#### What you need to do:
In the records below, work out how many lines hold the word "self". Report the number alone.
**** The input ****
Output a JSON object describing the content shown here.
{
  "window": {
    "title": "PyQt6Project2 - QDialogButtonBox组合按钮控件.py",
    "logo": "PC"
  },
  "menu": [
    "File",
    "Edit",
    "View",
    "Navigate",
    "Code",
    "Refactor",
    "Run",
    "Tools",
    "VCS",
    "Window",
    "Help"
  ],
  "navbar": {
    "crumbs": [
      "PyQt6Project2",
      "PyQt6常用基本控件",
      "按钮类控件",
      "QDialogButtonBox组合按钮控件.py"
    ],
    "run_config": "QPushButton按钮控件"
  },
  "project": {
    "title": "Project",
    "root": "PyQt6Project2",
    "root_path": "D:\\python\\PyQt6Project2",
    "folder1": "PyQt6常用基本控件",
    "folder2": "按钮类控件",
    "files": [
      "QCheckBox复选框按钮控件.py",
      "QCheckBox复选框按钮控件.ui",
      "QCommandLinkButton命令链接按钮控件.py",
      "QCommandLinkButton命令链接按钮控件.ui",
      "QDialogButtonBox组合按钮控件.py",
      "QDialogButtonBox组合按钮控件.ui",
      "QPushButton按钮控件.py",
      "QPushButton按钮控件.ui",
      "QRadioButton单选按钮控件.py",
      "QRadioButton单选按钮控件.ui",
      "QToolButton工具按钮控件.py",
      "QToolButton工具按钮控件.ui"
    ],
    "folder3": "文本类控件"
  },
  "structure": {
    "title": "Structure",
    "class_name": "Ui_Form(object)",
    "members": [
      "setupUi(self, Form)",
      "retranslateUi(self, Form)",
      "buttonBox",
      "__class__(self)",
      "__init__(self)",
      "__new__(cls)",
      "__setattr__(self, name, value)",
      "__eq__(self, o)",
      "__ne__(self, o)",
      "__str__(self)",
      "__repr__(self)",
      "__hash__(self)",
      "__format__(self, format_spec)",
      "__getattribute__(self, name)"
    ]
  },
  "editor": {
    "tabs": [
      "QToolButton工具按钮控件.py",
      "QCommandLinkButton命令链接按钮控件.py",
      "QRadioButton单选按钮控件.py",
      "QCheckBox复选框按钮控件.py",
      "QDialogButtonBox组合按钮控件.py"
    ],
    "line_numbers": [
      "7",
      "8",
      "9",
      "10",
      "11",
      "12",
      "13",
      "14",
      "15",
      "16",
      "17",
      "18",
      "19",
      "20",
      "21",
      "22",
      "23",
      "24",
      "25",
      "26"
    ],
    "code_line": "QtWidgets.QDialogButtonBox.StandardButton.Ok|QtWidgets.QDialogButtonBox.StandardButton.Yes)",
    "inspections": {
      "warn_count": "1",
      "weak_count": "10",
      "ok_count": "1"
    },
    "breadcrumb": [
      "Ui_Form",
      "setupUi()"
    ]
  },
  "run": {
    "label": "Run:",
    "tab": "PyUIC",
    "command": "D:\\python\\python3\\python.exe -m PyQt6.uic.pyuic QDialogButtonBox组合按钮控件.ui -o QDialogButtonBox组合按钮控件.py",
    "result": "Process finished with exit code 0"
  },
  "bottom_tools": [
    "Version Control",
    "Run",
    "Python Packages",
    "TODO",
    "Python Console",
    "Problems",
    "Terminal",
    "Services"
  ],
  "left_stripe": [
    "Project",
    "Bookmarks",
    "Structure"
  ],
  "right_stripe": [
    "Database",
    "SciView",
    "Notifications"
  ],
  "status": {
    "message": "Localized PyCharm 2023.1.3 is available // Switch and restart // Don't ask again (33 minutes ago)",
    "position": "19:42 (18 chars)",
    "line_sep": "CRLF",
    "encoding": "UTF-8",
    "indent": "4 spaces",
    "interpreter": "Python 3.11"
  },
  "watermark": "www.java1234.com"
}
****
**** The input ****
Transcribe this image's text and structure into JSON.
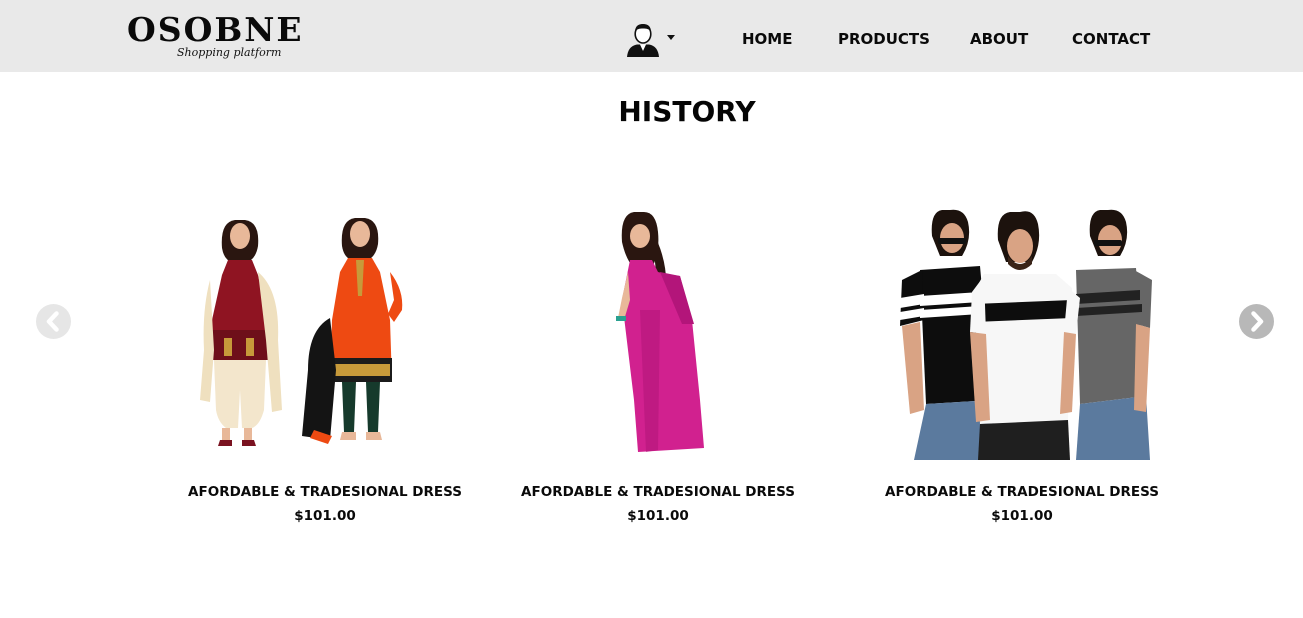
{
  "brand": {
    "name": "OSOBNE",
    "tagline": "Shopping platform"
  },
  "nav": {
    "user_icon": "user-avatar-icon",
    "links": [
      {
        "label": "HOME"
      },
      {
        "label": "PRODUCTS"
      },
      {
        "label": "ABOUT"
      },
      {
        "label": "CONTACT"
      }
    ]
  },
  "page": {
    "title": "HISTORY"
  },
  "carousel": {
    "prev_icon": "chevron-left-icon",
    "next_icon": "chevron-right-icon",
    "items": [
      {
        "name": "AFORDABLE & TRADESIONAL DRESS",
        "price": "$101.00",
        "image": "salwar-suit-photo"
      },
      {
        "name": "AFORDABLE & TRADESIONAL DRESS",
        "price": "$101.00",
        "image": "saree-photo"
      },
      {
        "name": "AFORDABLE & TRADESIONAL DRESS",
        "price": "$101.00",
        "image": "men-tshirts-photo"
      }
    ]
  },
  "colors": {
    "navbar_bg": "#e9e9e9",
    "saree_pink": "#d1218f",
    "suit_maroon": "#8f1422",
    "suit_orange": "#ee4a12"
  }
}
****
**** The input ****
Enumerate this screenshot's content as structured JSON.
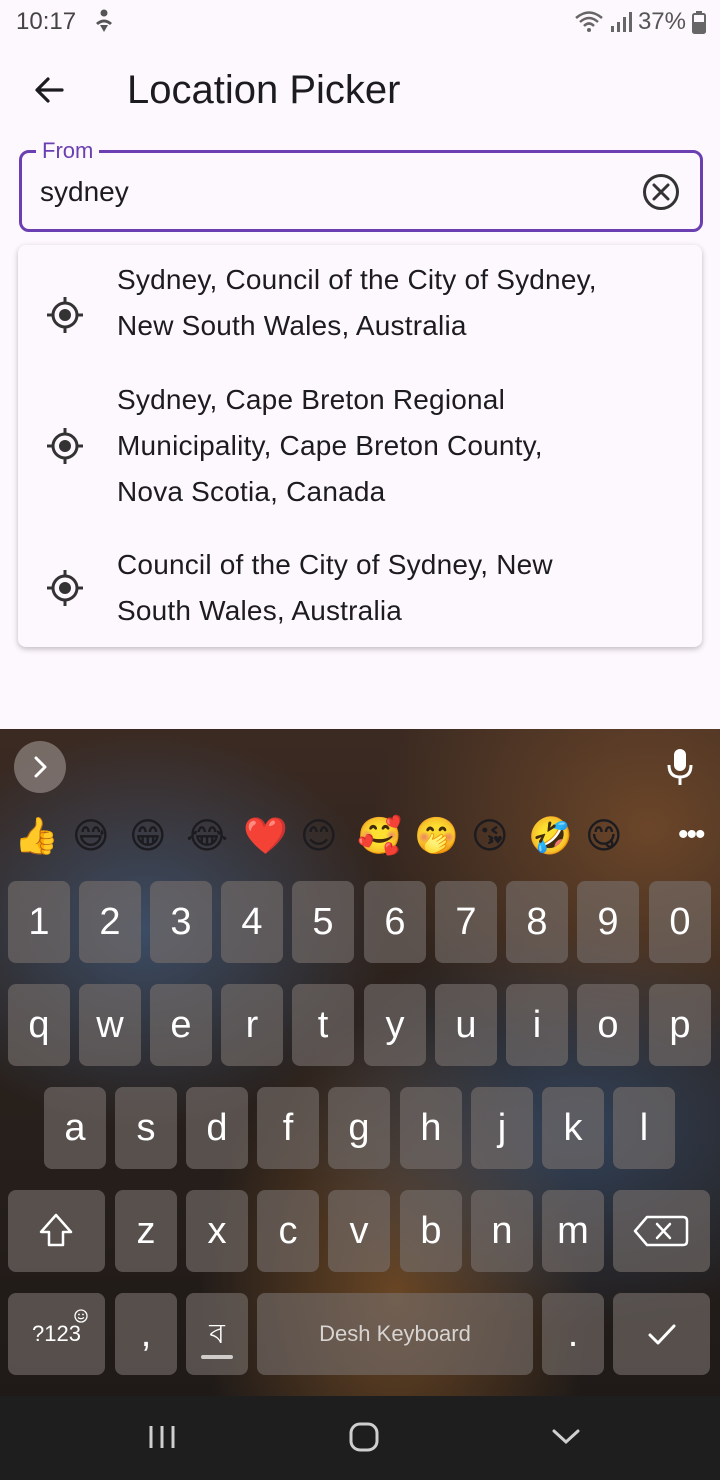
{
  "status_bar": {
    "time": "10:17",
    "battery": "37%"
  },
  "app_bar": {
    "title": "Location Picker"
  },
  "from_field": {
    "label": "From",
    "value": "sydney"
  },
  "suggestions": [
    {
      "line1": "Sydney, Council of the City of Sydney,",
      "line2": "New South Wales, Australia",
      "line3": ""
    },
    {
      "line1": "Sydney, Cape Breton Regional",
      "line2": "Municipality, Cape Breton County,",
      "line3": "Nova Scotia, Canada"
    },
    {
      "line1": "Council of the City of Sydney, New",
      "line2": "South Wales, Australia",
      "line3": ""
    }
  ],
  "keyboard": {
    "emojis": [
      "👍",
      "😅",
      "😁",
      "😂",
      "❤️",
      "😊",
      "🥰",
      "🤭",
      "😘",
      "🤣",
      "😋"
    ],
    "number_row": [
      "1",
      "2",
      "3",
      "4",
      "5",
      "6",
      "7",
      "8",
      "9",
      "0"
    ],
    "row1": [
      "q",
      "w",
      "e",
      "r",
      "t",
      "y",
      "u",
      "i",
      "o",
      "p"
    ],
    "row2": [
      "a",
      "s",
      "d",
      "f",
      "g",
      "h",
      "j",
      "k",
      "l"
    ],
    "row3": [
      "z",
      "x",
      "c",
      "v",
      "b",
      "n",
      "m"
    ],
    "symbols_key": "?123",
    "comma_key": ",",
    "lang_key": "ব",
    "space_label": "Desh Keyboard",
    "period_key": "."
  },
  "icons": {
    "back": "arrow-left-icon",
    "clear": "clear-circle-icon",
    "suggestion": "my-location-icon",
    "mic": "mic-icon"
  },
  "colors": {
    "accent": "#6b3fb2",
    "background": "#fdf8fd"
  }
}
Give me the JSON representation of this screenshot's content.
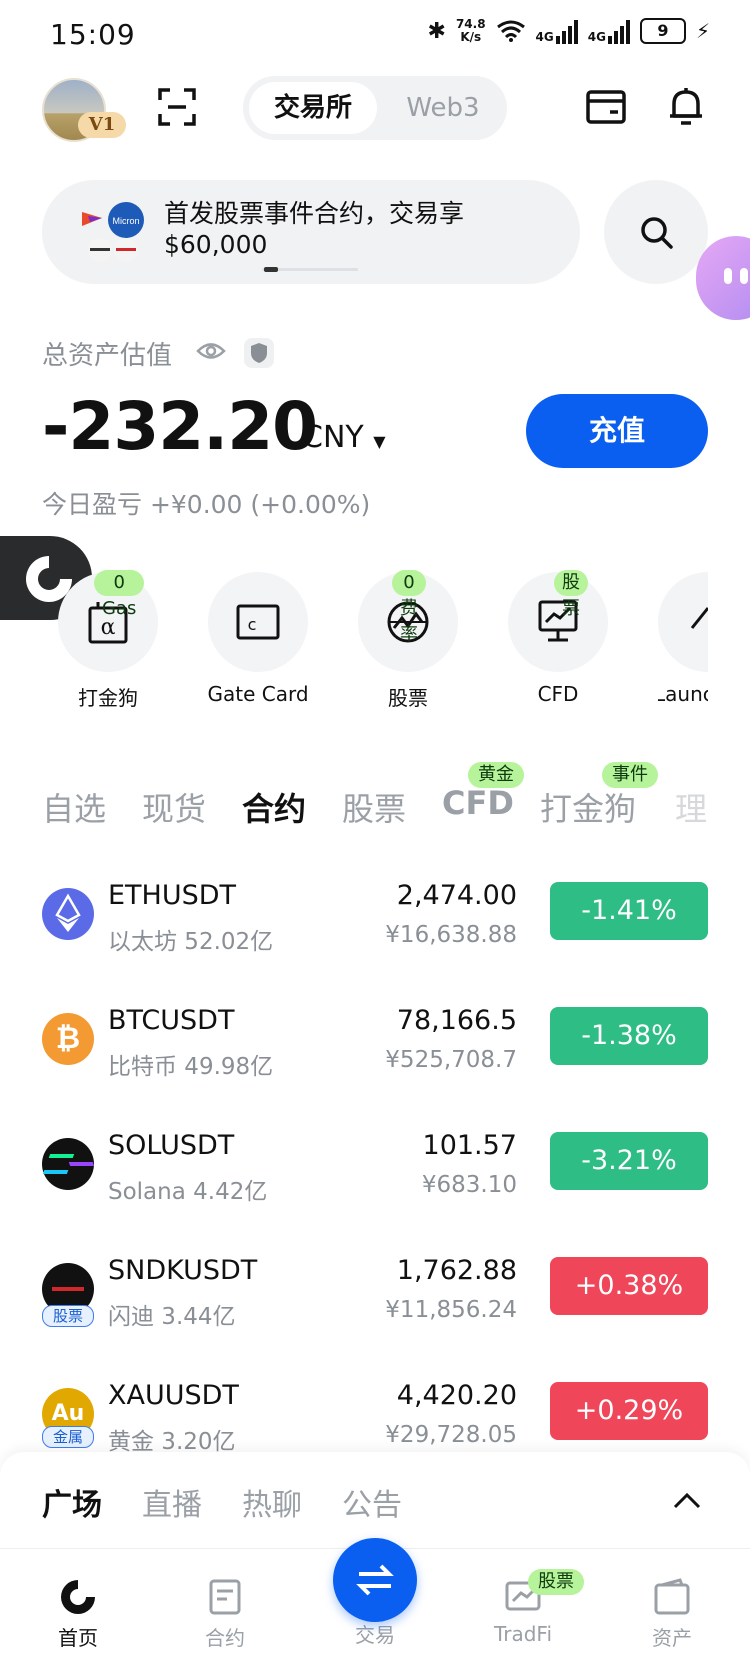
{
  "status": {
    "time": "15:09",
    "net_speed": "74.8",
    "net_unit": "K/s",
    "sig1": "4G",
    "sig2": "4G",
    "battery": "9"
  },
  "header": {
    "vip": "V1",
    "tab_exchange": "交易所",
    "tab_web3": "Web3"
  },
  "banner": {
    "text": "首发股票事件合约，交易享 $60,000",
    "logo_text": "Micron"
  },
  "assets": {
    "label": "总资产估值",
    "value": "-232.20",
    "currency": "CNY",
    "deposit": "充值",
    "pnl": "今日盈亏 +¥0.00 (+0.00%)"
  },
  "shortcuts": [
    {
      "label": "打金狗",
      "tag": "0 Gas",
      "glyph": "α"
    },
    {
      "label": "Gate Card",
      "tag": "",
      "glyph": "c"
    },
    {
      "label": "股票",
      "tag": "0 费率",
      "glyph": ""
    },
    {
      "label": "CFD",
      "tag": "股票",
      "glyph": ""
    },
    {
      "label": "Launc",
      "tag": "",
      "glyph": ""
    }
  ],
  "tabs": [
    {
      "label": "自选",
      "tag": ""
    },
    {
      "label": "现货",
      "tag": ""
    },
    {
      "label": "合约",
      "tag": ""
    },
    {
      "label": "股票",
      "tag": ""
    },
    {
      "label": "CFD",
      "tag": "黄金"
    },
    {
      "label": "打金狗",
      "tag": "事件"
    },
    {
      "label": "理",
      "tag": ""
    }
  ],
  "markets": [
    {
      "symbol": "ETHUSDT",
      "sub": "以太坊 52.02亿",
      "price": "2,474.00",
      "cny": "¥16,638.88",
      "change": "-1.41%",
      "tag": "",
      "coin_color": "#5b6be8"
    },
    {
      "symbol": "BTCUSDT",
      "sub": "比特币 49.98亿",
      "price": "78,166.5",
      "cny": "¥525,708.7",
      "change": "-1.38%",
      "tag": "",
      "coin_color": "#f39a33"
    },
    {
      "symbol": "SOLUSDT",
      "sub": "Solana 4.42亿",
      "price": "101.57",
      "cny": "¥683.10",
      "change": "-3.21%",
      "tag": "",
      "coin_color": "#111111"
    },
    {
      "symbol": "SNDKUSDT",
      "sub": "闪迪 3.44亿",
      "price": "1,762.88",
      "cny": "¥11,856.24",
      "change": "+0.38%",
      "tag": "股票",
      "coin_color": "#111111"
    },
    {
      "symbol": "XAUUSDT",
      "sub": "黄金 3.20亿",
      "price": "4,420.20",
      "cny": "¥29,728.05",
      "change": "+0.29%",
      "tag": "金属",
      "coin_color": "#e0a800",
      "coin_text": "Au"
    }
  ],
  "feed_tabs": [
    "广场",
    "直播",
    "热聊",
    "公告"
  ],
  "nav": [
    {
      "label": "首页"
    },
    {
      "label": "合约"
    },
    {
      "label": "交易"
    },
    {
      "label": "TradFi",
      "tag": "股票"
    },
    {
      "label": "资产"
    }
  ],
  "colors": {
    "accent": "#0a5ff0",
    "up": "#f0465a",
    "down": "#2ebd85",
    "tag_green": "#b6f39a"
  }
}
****
#### Output for this exercise:
12